‘Black Eyed Stella’ blooms more like a bedding plant than a perennial. In fact, Goravani Growers in Naples, Florida, reported blooms on 275 days in one year, while Greenwood Daylily Gardens in Long Beach, California, enjoyed blooms for 300 days!
‘Black Eyed Stella’ performs just as remarkably in cooler areas with shorter summers. “I monitor a test site high in the Blue Ridge Mountains of North Carolina,” says Angelo Cerchione, Executive Director of the All-America Daylily Selection Council (AADSC). “Here it blooms for 145 days-right through our Fall Leaf Festival in October. That’s 80% of our entire bloom season!” Farther north in Grain Valley, Missouri (Hardiness Zone 5), where spring begins in May, American Daylily & Perennials reports 130 days of bloom per year. “When you consider that the average daylily undergoing test only blooms for 21 days per year,” notes Cerchione, “it’s easy to see why ‘Black Eyed Stella’ is a gardener’s dream.”
According to the AADSC, a non-profit organization dedicated to testing and promoting superior daylilies, ‘Black Eyed Stella’ thrives from Minnesota to the southern-most tip of Florida. Hardy throughout USDA Zones 5-10, this remarkable new daylily shrugs off sizzling heat, bitter cold, drought, bugs and diseases.
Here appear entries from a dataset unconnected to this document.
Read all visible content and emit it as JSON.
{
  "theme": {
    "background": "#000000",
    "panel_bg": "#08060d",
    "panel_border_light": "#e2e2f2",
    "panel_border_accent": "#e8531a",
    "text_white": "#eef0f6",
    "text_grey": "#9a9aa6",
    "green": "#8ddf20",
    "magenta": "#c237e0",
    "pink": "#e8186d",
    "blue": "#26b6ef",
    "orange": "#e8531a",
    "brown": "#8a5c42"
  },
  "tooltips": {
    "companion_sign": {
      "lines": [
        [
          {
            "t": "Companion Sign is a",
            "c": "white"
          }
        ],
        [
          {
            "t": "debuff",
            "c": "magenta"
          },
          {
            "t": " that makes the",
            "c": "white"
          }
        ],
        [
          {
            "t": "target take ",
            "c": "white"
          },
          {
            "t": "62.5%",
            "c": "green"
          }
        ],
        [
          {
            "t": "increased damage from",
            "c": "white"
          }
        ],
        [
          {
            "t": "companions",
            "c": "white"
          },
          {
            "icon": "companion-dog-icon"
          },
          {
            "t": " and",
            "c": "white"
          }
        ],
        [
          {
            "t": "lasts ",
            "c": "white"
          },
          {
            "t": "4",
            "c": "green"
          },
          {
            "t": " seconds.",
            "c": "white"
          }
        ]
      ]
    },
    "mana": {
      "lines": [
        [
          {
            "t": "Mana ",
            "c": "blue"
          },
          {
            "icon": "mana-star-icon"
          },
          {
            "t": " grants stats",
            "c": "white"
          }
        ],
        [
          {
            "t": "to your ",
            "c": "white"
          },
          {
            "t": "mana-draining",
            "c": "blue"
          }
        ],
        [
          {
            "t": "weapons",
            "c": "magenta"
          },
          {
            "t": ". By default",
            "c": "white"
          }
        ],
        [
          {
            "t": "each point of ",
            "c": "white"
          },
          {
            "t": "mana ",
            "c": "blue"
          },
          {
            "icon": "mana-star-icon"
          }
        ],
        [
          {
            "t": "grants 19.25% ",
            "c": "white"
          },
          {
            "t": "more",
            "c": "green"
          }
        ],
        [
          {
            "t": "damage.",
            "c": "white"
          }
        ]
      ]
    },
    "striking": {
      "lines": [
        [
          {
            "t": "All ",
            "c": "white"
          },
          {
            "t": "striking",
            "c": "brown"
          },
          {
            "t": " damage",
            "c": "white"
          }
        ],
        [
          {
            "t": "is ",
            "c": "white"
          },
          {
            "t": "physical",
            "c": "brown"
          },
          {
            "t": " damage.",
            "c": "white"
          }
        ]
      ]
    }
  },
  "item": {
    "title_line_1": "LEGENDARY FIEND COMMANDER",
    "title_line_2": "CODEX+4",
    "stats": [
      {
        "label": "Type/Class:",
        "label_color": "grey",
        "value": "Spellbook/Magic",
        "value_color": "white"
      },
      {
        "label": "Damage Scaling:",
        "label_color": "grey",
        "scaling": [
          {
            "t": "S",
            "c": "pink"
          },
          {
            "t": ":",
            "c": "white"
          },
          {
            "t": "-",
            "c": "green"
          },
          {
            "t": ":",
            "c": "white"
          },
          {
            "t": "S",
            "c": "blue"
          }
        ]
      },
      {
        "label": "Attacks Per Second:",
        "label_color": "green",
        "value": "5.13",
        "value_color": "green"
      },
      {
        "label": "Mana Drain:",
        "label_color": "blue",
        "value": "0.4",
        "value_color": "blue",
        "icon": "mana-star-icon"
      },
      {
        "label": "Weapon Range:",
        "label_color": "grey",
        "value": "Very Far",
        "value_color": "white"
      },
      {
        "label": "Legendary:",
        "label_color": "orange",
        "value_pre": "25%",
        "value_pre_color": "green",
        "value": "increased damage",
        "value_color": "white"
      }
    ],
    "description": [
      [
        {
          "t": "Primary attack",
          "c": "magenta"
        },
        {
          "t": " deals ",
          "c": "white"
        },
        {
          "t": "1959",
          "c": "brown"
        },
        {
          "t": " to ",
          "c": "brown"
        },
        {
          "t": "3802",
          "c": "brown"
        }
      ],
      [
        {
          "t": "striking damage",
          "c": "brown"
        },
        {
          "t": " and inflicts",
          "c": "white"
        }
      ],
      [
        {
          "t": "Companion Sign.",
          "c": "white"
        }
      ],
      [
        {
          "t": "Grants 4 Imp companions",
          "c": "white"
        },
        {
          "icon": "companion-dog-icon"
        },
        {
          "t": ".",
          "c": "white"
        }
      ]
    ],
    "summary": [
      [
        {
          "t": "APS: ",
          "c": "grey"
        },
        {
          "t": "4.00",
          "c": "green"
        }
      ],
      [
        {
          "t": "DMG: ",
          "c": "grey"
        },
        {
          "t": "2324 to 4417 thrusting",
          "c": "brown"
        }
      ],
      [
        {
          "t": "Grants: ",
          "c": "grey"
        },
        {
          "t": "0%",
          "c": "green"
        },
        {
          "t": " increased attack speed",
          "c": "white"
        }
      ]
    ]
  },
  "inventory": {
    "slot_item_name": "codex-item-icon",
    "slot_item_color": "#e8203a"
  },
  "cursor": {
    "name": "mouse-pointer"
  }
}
“‘Black Eyed Stella’ is one perennial that can survive without massive life-support equipment and intensive care treatment,” comments Cerchione. “Superior is hardly too strong a word for it. In the past six years, we’ve compared it to over 6,000 of the 13,000 daylily cultivars currently available. Our performance testing clearly puts it at the top.”
“I was striving for a color breakthrough in order to separate ‘Black Eyed Stella’ from the many yellow ‘Stella’ look-alikes out there,” explains Roberson. “When I saw that striking dark red eyezone pattern set against golden yellow petals, I knew I had reached my goal. Blooms with dramatic color contrasts have always been big hits with gardeners.”
‘Black Eyed Stella’ holds special promise for southern gardeners envious of the northern performance of ‘Stella de Oro.’ Testing has shown that the severe summer heat of the deep south stresses ‘Stella de Oro,’ which deters its reblooming tendency, and shortens its bloom season.
“The farther south you grow ‘Black Eyed Stella,’ however, the better it does,” states Cerchione. Ara Das, of Daylily Discounters in Alachua, Florida, concurs, “While we sell ‘Stella de Oro,’ we don’t recommend it for gardens south of Atlanta,” he remarks. “But, ‘Black Eyed Stella’ really performs in our region. It’s phenomenal — always one flower coming on after another.”
“The ability to span 6 hardiness zones from severe heat to bitter cold,” states Cerchione, “and also give optimum performance, is uncommon in a daylily. This characteristic alone makes a strong case for ‘Black Eyed Stella’ being an “All-American” cultivar when you consider that the average daylily tested only gave top performance across two hardiness zones.”
Compact and tidy, ‘Black Eyed Stella’ holds its blooms 14 to 22 inches high atop handsome, very dense, blue-green foliage. The blossoms open at night, remain open all the next day, then close. This nocturnal blooming habit is an important advantage in northern climates whose cool mornings can keep some daylilies from opening properly. Old blossoms drop quickly from the self-grooming plant, making way for new, fresh flowers.
‘Black Eyed Stella’ finds many uses in the home garden. It combines beautifully with annuals and perennials in a traditional mixed-flower border. “It’s also an excellent candidate for growing in containers,” says Stewart Oakes of Oakes Daylilies in Corryton, Tennessee, “thanks to its refined habit and relatively short stature. And because it fills in quickly, gardeners can grow it as a solid border or use it to cover a sunny bank, gaining erosion control as a bonus to the long term color display they’ve created.”
Look for ‘Black Eyed Stella’ at garden centers and nurseries this spring and in mail-order catalogs. For more information about ‘Black Eyed Stella’ (PP#7909), contact:
Jack or Jo Roberson
American Daylily & Perennials
P.O. Box 210
Grain Valley, Missouri 64029
816-224-2852 FAX: 816-443-2849